 Objectives This study mapped out existing practices in training, support and performance management of fieldworkers in Africa, described fieldworkers’ and their managers’ experiences, and lessons learnt. A consultative process, involving field managers from 15 international health research institutions, was used to identify appropriate ways of addressing the challenges fieldworkers face.

Methods In phase 1, we conducted 32 telephone interviews with 20 field managers and 12 senior fieldworkers from 18 major research centres in Africa, Medical Research Council-UK and the INDEPTH Network Secretariat. In phase 2, we held a 2.5-day workshop involving 25 delegates, including 18 field managers from the institutions that were involved in phase 1 and 7 additional stakeholders from the KEMRI Wellcome Trust Research Programme (KWTRP). An earlier report from phase 1 was published in BMC Medical Ethics in 2015. Data transcribed from the interviews and workshop proceedings were analysed thematically using NVivo V.10 software.

Results Most institutions employed fieldworkers, usually with 12 years of formal education and residing within the geographical areas of research, to support studies. Although their roles were common, there were marked differences in the type of training, professional development schemes and fieldworkers support. Fieldworkers faced various challenges, with the potential to affect their ethical and scientific practices.

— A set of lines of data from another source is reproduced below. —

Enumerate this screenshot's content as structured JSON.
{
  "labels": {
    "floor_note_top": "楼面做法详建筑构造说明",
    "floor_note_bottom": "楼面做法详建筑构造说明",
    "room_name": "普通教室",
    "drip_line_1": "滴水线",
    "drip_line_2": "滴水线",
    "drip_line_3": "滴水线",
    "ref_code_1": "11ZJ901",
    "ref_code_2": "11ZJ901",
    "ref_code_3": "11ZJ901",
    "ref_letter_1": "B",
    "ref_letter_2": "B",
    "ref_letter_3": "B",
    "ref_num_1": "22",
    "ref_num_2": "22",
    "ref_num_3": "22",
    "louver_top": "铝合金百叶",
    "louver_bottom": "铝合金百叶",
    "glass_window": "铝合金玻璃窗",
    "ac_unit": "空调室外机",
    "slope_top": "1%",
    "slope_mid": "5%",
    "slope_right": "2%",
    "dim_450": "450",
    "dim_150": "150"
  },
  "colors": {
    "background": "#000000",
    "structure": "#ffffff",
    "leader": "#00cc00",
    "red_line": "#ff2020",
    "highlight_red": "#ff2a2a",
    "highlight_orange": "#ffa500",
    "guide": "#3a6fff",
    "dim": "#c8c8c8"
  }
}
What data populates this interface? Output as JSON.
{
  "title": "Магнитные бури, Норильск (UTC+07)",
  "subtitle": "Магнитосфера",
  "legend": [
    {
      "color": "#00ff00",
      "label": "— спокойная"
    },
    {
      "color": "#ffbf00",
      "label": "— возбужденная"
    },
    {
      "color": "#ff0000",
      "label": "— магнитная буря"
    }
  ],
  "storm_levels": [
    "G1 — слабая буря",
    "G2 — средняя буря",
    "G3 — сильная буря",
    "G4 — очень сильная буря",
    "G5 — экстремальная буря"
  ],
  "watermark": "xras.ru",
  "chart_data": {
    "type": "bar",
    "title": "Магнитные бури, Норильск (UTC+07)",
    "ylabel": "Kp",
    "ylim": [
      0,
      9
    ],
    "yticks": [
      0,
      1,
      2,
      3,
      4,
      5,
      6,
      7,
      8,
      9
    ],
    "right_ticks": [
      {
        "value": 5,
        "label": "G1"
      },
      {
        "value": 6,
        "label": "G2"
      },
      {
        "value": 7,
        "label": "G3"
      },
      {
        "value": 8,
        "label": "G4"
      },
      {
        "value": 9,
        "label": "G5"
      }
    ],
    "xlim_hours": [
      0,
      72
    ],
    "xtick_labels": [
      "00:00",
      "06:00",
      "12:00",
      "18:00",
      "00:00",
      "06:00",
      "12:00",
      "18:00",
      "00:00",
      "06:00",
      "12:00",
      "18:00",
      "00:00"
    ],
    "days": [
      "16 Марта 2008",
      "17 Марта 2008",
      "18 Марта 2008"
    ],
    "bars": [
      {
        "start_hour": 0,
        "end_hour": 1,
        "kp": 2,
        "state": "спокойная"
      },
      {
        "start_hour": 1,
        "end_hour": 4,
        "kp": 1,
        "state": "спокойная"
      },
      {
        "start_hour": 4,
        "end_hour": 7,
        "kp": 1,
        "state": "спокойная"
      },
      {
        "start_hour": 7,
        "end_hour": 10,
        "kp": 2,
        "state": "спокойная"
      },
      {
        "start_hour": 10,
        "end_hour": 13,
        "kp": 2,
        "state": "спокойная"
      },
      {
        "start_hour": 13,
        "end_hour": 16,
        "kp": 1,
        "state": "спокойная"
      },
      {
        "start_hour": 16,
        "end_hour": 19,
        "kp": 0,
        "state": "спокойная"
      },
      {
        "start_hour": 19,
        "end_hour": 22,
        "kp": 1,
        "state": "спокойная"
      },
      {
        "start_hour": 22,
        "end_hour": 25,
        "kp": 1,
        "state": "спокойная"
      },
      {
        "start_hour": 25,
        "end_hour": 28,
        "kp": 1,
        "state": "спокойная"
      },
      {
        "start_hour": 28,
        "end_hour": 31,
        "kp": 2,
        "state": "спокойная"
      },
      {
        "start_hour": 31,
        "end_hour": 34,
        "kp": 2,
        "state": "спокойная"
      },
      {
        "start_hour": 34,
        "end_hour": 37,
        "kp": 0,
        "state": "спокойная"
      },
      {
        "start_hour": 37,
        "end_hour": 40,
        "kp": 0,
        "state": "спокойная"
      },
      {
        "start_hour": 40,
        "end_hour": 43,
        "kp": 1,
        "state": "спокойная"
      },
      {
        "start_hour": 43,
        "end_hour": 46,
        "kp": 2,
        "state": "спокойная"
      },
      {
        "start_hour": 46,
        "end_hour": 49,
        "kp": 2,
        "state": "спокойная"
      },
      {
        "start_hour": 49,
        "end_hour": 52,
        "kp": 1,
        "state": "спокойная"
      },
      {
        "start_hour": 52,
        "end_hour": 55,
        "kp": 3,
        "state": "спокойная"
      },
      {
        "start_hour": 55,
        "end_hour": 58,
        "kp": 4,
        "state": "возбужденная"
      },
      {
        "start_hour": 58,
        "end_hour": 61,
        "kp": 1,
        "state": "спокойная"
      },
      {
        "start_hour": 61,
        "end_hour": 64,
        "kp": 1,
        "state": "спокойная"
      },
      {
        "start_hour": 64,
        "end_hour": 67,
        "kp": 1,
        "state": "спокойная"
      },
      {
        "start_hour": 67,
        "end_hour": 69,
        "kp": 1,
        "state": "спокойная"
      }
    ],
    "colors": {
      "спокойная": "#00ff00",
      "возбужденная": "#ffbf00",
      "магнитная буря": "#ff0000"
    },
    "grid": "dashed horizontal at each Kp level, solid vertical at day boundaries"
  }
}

Discussion Fieldworkers undertake vital tasks that promote data quality and ethical practice in research. There is a need for research institutions to develop a structured support system, provide fieldworkers with interpersonal skills training, and provide space for discussion, reflection and experience sharing to help fieldworkers tackle the practical and ethical challenges they face. 

The results from this study underscore the need to establish and strengthen institutional support for health research fieldworkers. There is a need for further research to develop a deeper understanding of which fieldworkers’ institutional support systems exist and what implications these systems have on fieldworkers’ scientific and ethical practices.

Available at:

BMJ Open 2019;9:e028453. doi:10.1136/ bmjopen-2018-028453